The moves triggered anger and claims of broken election promises, but conservative Abbott said his administration was being upfront with the public about the state of the nation’s finances.
“This budget is not about making the government popular,” Abbott said.
“This budget is about doing the right thing by our country and that, in the end, is what the voters want.”
The plan released Tuesday aims to bring the deficit down from its current Aus$49.9 billion (US$46.6 billion) to Aus$29.8 billion next year, with the government planning to reach a surplus around the end of the decade.
It includes federal cuts of Aus$50 billion to health funding and Aus$30 billion to education over the next 10 years, leaving state governments to pick up the slack.
A new tax will be levied on high earners while welfare and family benefits will be tightened and young people will have to wait six months before claiming unemployment benefit.
The pension age will rise to 70 by 2035 and people will have to pay a modest fee to visit the doctor, with some of the revenue raised directed towards a medical research fund.
– ‘Kick in the guts’ –
Abbott faced a barrage of questions in parliament about whether he had broken a pre-election promise of no new taxes as he attempted to sell the policies on Wednesday.
“This is a fundamentally honest budget,” he said.
“The most fundamental commitment I made was to get the budget back under control.”
The cuts to health and education have prompted a furious reaction from state governments, who now face shortfalls from the winding back of the commitments promised by the previous Labor government.

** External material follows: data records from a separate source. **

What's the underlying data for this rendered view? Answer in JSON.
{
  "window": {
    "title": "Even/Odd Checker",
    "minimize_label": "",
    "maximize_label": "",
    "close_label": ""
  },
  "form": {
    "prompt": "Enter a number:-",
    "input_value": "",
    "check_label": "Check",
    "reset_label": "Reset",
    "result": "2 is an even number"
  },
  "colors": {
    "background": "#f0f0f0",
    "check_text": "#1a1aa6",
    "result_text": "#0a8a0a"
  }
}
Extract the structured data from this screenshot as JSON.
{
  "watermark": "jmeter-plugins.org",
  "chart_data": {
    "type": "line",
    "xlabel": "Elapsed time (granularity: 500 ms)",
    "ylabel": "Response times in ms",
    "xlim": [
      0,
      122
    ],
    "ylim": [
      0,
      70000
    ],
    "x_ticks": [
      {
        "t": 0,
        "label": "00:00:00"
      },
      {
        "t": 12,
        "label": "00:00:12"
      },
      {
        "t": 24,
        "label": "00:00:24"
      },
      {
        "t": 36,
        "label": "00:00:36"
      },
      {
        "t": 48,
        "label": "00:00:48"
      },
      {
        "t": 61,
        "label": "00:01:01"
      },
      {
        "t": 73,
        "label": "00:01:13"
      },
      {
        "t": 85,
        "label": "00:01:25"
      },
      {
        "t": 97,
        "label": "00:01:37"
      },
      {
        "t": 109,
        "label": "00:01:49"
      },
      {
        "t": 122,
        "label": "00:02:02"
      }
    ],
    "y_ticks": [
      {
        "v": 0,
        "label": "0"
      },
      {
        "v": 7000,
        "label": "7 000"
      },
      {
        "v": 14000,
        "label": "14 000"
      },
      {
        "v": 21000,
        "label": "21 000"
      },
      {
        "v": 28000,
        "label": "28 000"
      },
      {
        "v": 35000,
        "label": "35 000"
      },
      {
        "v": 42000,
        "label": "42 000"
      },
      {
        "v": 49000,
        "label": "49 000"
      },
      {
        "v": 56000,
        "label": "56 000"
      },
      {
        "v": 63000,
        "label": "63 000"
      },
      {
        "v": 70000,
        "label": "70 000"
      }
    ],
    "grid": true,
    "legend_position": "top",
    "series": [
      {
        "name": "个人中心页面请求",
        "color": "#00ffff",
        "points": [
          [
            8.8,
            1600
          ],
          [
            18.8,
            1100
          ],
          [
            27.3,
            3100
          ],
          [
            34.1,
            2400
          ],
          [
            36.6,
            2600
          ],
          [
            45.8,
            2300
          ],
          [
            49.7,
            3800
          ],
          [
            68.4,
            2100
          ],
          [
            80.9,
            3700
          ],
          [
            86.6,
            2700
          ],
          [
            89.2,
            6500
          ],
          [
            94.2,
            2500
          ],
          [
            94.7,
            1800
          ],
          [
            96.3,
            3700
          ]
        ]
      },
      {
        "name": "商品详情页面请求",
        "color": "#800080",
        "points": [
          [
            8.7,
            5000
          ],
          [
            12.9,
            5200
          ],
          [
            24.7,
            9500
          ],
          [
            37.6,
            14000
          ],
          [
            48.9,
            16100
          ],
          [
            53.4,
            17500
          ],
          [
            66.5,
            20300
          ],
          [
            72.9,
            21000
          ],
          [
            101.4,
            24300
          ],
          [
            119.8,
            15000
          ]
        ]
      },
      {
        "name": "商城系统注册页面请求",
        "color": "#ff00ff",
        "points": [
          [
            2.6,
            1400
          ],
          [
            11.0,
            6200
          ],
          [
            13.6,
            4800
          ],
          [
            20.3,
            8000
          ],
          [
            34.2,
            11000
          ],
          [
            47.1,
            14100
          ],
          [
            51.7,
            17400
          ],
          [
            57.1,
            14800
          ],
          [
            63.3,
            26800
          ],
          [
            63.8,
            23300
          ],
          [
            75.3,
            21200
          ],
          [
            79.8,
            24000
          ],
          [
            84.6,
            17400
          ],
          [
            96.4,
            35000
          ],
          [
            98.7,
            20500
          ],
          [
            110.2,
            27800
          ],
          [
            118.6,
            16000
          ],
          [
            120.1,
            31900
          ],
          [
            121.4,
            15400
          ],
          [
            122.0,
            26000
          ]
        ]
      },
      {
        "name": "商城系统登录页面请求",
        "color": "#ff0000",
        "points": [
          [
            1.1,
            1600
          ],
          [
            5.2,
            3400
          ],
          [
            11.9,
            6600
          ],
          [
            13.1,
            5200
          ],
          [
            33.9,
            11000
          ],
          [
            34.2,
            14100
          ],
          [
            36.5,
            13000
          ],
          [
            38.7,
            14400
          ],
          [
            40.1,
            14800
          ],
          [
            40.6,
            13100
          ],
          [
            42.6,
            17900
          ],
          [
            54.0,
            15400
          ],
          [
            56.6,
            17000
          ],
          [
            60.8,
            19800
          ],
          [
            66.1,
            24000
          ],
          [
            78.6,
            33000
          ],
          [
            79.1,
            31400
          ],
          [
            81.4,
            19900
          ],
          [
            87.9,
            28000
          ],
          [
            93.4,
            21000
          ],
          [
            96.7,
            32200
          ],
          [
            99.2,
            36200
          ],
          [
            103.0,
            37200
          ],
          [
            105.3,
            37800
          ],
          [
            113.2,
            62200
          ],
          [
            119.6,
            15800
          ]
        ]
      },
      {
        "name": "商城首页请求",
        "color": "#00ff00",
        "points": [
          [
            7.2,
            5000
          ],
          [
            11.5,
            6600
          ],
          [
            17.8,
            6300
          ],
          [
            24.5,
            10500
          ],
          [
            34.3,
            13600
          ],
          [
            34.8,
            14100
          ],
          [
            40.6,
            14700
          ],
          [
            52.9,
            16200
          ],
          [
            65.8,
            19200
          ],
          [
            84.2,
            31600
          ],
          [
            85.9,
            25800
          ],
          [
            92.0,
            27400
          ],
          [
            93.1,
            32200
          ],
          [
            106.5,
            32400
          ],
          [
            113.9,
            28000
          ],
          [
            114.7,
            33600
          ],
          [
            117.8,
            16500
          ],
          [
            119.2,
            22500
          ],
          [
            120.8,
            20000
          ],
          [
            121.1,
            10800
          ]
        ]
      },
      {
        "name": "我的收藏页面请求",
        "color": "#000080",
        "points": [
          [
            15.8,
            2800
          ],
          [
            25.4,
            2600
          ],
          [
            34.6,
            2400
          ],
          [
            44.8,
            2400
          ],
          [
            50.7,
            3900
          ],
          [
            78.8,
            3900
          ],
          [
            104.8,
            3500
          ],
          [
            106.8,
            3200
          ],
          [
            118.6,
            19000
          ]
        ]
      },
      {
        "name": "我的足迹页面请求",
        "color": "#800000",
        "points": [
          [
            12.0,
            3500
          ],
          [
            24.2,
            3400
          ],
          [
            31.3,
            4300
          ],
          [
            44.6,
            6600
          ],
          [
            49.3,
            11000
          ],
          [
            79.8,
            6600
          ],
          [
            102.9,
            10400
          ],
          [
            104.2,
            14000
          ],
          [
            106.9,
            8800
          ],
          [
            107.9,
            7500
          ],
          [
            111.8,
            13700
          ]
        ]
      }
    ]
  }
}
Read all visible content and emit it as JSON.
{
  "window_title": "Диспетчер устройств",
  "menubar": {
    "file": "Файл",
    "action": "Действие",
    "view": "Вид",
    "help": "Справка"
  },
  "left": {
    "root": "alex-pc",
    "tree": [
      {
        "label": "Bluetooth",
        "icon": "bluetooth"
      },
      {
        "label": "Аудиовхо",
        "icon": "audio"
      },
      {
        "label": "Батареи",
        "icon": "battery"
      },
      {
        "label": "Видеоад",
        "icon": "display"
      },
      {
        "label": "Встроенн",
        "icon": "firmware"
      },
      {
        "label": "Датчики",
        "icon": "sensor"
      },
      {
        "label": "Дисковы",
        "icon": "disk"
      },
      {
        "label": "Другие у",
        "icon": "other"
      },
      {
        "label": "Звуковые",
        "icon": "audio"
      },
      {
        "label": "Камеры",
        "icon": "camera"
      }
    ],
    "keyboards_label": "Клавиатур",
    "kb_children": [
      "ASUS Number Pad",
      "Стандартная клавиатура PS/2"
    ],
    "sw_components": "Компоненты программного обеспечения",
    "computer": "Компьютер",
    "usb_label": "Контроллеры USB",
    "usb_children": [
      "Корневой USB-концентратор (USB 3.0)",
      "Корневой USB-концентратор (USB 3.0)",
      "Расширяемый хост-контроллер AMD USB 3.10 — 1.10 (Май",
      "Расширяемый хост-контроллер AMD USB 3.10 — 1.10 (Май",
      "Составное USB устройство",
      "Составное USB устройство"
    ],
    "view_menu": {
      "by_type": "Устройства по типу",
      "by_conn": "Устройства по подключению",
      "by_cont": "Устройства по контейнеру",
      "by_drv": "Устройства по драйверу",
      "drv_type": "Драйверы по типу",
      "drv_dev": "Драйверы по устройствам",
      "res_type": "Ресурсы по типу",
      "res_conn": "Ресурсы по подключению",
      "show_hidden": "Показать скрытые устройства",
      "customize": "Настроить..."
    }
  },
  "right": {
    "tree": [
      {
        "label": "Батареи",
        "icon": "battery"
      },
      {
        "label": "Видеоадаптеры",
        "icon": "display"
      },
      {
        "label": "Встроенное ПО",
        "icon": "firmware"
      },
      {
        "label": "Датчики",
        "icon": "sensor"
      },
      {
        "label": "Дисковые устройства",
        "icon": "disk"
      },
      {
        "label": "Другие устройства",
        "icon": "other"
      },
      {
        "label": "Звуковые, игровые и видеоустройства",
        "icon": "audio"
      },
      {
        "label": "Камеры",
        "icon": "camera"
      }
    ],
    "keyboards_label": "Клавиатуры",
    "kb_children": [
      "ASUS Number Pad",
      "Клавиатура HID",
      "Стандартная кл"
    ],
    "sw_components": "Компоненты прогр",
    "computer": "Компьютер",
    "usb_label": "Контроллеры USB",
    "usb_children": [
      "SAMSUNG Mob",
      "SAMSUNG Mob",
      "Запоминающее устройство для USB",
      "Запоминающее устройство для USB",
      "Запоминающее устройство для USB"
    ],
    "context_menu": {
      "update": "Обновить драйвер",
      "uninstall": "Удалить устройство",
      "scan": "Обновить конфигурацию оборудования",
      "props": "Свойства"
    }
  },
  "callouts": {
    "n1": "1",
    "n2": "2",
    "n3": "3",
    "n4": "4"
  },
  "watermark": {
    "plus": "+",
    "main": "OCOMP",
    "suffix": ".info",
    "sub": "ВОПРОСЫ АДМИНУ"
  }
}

“What we saw last night from Canberra was a kick in the guts to the people of New South Wales,” state Premier Mike Baird, a fellow conservative, told reporters in Sydney.
“What services would (they) like us to cut here in New South Wales on the back of the funding cuts that we’ve seen overnight?”